## Problem requirements
Below are the records; restate all of them exactly.

Recorded data
== Segment start ==
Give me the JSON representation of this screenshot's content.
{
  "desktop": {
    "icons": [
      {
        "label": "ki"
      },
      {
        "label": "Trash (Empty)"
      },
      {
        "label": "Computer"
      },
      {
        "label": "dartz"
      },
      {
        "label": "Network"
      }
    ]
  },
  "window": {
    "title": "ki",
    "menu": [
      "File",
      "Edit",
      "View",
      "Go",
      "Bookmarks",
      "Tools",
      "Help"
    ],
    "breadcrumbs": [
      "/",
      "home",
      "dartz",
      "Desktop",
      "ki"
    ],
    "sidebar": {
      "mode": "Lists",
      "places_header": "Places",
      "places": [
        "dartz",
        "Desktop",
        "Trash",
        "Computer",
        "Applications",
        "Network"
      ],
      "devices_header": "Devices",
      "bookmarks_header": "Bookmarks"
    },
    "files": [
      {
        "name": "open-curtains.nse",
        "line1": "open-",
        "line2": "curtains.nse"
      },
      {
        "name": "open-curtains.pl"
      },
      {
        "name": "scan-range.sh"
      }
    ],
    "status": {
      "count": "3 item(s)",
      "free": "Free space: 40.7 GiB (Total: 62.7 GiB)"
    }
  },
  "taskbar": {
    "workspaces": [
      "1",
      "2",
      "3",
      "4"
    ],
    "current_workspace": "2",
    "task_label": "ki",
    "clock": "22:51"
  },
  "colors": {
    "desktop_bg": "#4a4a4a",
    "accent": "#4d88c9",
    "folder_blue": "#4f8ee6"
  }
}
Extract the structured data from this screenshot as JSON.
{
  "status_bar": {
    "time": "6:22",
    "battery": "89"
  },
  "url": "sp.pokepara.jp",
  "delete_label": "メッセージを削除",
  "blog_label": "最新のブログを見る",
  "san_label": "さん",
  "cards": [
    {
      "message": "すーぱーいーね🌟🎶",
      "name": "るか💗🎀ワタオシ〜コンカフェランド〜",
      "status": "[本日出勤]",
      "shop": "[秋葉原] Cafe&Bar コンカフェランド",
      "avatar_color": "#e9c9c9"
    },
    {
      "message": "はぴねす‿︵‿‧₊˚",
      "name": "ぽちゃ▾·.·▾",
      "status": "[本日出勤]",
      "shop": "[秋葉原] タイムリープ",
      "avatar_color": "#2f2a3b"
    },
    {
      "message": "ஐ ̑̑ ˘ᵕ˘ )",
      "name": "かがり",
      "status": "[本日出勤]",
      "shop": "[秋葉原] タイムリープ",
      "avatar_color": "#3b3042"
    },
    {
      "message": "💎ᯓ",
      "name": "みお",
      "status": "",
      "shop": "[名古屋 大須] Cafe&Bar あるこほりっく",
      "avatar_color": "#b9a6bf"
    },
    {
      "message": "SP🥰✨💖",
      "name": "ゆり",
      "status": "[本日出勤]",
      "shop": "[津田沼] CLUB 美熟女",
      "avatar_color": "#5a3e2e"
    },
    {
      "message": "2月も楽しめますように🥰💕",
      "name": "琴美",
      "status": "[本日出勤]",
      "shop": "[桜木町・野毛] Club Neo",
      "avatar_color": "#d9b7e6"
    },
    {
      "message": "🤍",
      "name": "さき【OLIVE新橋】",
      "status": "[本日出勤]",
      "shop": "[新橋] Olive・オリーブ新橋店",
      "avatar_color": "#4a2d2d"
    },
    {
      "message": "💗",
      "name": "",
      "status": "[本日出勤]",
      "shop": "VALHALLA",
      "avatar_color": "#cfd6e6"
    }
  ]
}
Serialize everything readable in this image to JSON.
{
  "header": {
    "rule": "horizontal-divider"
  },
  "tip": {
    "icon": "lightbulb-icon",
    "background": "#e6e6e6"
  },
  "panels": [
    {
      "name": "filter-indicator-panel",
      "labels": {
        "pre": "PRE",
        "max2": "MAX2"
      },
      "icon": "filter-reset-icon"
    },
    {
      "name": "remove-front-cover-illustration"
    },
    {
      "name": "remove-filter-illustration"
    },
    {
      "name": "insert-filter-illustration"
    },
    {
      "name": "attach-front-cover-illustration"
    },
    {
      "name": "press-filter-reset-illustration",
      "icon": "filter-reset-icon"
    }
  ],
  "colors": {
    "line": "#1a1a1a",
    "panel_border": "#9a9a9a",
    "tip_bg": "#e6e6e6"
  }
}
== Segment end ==
## Output
Give me the JSON representation of this screenshot's content.
{
  "desktop": {
    "icons": [
      {
        "label": "ki"
      },
      {
        "label": "Trash (Empty)"
      },
      {
        "label": "Computer"
      },
      {
        "label": "dartz"
      },
      {
        "label": "Network"
      }
    ]
  },
  "window": {
    "title": "ki",
    "menu": [
      "File",
      "Edit",
      "View",
      "Go",
      "Bookmarks",
      "Tools",
      "Help"
    ],
    "breadcrumbs": [
      "/",
      "home",
      "dartz",
      "Desktop",
      "ki"
    ],
    "sidebar": {
      "mode": "Lists",
      "places_header": "Places",
      "places": [
        "dartz",
        "Desktop",
        "Trash",
        "Computer",
        "Applications",
        "Network"
      ],
      "devices_header": "Devices",
      "bookmarks_header": "Bookmarks"
    },
    "files": [
      {
        "name": "open-curtains.nse",
        "line1": "open-",
        "line2": "curtains.nse"
      },
      {
        "name": "open-curtains.pl"
      },
      {
        "name": "scan-range.sh"
      }
    ],
    "status": {
      "count": "3 item(s)",
      "free": "Free space: 40.7 GiB (Total: 62.7 GiB)"
    }
  },
  "taskbar": {
    "workspaces": [
      "1",
      "2",
      "3",
      "4"
    ],
    "current_workspace": "2",
    "task_label": "ki",
    "clock": "22:51"
  },
  "colors": {
    "desktop_bg": "#4a4a4a",
    "accent": "#4d88c9",
    "folder_blue": "#4f8ee6"
  }
}
Extract the structured data from this screenshot as JSON.
{
  "status_bar": {
    "time": "6:22",
    "battery": "89"
  },
  "url": "sp.pokepara.jp",
  "delete_label": "メッセージを削除",
  "blog_label": "最新のブログを見る",
  "san_label": "さん",
  "cards": [
    {
      "message": "すーぱーいーね🌟🎶",
      "name": "るか💗🎀ワタオシ〜コンカフェランド〜",
      "status": "[本日出勤]",
      "shop": "[秋葉原] Cafe&Bar コンカフェランド",
      "avatar_color": "#e9c9c9"
    },
    {
      "message": "はぴねす‿︵‿‧₊˚",
      "name": "ぽちゃ▾·.·▾",
      "status": "[本日出勤]",
      "shop": "[秋葉原] タイムリープ",
      "avatar_color": "#2f2a3b"
    },
    {
      "message": "ஐ ̑̑ ˘ᵕ˘ )",
      "name": "かがり",
      "status": "[本日出勤]",
      "shop": "[秋葉原] タイムリープ",
      "avatar_color": "#3b3042"
    },
    {
      "message": "💎ᯓ",
      "name": "みお",
      "status": "",
      "shop": "[名古屋 大須] Cafe&Bar あるこほりっく",
      "avatar_color": "#b9a6bf"
    },
    {
      "message": "SP🥰✨💖",
      "name": "ゆり",
      "status": "[本日出勤]",
      "shop": "[津田沼] CLUB 美熟女",
      "avatar_color": "#5a3e2e"
    },
    {
      "message": "2月も楽しめますように🥰💕",
      "name": "琴美",
      "status": "[本日出勤]",
      "shop": "[桜木町・野毛] Club Neo",
      "avatar_color": "#d9b7e6"
    },
    {
      "message": "🤍",
      "name": "さき【OLIVE新橋】",
      "status": "[本日出勤]",
      "shop": "[新橋] Olive・オリーブ新橋店",
      "avatar_color": "#4a2d2d"
    },
    {
      "message": "💗",
      "name": "",
      "status": "[本日出勤]",
      "shop": "VALHALLA",
      "avatar_color": "#cfd6e6"
    }
  ]
}
Serialize everything readable in this image to JSON.
{
  "header": {
    "rule": "horizontal-divider"
  },
  "tip": {
    "icon": "lightbulb-icon",
    "background": "#e6e6e6"
  },
  "panels": [
    {
      "name": "filter-indicator-panel",
      "labels": {
        "pre": "PRE",
        "max2": "MAX2"
      },
      "icon": "filter-reset-icon"
    },
    {
      "name": "remove-front-cover-illustration"
    },
    {
      "name": "remove-filter-illustration"
    },
    {
      "name": "insert-filter-illustration"
    },
    {
      "name": "attach-front-cover-illustration"
    },
    {
      "name": "press-filter-reset-illustration",
      "icon": "filter-reset-icon"
    }
  ],
  "colors": {
    "line": "#1a1a1a",
    "panel_border": "#9a9a9a",
    "tip_bg": "#e6e6e6"
  }
}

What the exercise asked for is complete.